Activity: A word-for-word copy of the entries is the only acceptable reply.
──────
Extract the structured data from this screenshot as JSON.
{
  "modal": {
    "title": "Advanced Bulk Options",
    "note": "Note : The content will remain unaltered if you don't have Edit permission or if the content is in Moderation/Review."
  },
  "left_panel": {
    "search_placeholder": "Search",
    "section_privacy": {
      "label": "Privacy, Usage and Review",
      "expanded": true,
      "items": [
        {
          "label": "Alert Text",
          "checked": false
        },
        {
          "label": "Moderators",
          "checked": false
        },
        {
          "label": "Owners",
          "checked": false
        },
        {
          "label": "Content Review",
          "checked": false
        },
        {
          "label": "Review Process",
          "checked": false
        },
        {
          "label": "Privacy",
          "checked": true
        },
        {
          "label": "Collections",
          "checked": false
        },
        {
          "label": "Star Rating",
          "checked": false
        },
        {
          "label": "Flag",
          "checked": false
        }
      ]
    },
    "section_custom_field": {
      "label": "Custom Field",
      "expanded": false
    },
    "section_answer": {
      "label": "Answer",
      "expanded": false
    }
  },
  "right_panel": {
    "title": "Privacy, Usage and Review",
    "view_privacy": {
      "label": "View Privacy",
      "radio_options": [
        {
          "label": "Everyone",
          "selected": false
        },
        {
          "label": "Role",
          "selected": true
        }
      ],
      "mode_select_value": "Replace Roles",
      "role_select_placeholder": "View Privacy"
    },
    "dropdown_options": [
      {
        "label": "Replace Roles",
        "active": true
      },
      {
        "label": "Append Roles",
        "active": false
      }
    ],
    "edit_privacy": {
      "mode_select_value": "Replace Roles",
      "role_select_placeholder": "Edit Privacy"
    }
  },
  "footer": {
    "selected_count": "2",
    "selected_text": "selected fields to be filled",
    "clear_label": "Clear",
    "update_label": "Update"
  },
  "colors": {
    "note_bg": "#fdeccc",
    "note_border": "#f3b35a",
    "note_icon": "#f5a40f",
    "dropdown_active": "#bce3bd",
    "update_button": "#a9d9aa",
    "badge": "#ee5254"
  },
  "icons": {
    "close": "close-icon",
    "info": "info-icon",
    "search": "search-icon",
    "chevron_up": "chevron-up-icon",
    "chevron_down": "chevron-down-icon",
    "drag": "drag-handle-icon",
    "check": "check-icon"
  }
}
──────
Written answer:
Extract the structured data from this screenshot as JSON.
{
  "modal": {
    "title": "Advanced Bulk Options",
    "note": "Note : The content will remain unaltered if you don't have Edit permission or if the content is in Moderation/Review."
  },
  "left_panel": {
    "search_placeholder": "Search",
    "section_privacy": {
      "label": "Privacy, Usage and Review",
      "expanded": true,
      "items": [
        {
          "label": "Alert Text",
          "checked": false
        },
        {
          "label": "Moderators",
          "checked": false
        },
        {
          "label": "Owners",
          "checked": false
        },
        {
          "label": "Content Review",
          "checked": false
        },
        {
          "label": "Review Process",
          "checked": false
        },
        {
          "label": "Privacy",
          "checked": true
        },
        {
          "label": "Collections",
          "checked": false
        },
        {
          "label": "Star Rating",
          "checked": false
        },
        {
          "label": "Flag",
          "checked": false
        }
      ]
    },
    "section_custom_field": {
      "label": "Custom Field",
      "expanded": false
    },
    "section_answer": {
      "label": "Answer",
      "expanded": false
    }
  },
  "right_panel": {
    "title": "Privacy, Usage and Review",
    "view_privacy": {
      "label": "View Privacy",
      "radio_options": [
        {
          "label": "Everyone",
          "selected": false
        },
        {
          "label": "Role",
          "selected": true
        }
      ],
      "mode_select_value": "Replace Roles",
      "role_select_placeholder": "View Privacy"
    },
    "dropdown_options": [
      {
        "label": "Replace Roles",
        "active": true
      },
      {
        "label": "Append Roles",
        "active": false
      }
    ],
    "edit_privacy": {
      "mode_select_value": "Replace Roles",
      "role_select_placeholder": "Edit Privacy"
    }
  },
  "footer": {
    "selected_count": "2",
    "selected_text": "selected fields to be filled",
    "clear_label": "Clear",
    "update_label": "Update"
  },
  "colors": {
    "note_bg": "#fdeccc",
    "note_border": "#f3b35a",
    "note_icon": "#f5a40f",
    "dropdown_active": "#bce3bd",
    "update_button": "#a9d9aa",
    "badge": "#ee5254"
  },
  "icons": {
    "close": "close-icon",
    "info": "info-icon",
    "search": "search-icon",
    "chevron_up": "chevron-up-icon",
    "chevron_down": "chevron-down-icon",
    "drag": "drag-handle-icon",
    "check": "check-icon"
  }
}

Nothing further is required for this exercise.